TASK TO CARRY OUT
Filter the records for "Croatia" and keep each line that has it.

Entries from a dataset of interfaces
****************************************
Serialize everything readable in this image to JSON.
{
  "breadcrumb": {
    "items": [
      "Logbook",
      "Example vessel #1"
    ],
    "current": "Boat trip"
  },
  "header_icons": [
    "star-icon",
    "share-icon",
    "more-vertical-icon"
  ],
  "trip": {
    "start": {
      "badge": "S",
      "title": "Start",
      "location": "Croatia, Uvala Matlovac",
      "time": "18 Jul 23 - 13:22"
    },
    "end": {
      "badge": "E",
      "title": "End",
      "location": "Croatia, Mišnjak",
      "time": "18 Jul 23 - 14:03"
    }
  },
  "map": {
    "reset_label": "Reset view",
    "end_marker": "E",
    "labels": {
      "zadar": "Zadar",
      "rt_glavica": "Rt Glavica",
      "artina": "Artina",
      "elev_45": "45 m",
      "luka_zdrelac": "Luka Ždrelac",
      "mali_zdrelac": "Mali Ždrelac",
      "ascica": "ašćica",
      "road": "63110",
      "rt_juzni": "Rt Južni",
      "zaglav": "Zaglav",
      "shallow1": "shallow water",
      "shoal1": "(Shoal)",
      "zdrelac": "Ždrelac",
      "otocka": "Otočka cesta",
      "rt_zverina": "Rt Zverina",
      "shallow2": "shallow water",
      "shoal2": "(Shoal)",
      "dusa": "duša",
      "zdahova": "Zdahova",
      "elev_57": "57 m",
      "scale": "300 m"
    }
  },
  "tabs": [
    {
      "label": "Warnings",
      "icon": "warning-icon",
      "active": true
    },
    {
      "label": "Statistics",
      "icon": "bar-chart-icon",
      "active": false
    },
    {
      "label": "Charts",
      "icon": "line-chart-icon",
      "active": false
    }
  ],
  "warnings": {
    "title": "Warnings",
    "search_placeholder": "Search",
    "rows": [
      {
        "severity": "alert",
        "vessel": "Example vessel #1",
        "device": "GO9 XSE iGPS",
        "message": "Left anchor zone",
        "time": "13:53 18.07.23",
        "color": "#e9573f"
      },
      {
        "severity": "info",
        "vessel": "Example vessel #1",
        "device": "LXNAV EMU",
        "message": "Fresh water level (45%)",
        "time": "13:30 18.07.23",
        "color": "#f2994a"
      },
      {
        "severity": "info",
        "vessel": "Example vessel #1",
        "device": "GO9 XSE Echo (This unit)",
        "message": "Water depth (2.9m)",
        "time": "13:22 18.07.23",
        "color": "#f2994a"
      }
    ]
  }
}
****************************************
YOUR SOLUTION
      "location": "Croatia, Uvala Matlovac",
      "location": "Croatia, Mišnjak",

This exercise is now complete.